Stored data entries
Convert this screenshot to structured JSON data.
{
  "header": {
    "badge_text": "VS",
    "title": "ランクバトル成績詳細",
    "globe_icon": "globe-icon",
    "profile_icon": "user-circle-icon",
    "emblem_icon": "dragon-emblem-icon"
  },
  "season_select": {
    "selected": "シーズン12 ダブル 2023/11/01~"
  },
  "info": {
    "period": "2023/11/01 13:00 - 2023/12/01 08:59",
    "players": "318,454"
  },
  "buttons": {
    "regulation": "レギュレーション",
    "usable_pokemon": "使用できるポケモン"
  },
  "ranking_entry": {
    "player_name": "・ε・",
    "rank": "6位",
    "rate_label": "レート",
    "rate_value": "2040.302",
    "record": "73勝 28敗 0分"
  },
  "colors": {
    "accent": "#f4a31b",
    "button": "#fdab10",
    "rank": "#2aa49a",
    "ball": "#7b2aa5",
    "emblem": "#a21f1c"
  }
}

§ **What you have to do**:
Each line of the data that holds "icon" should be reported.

§ **Exercise answer**:
    "globe_icon": "globe-icon",
    "profile_icon": "user-circle-icon",
    "emblem_icon": "dragon-emblem-icon"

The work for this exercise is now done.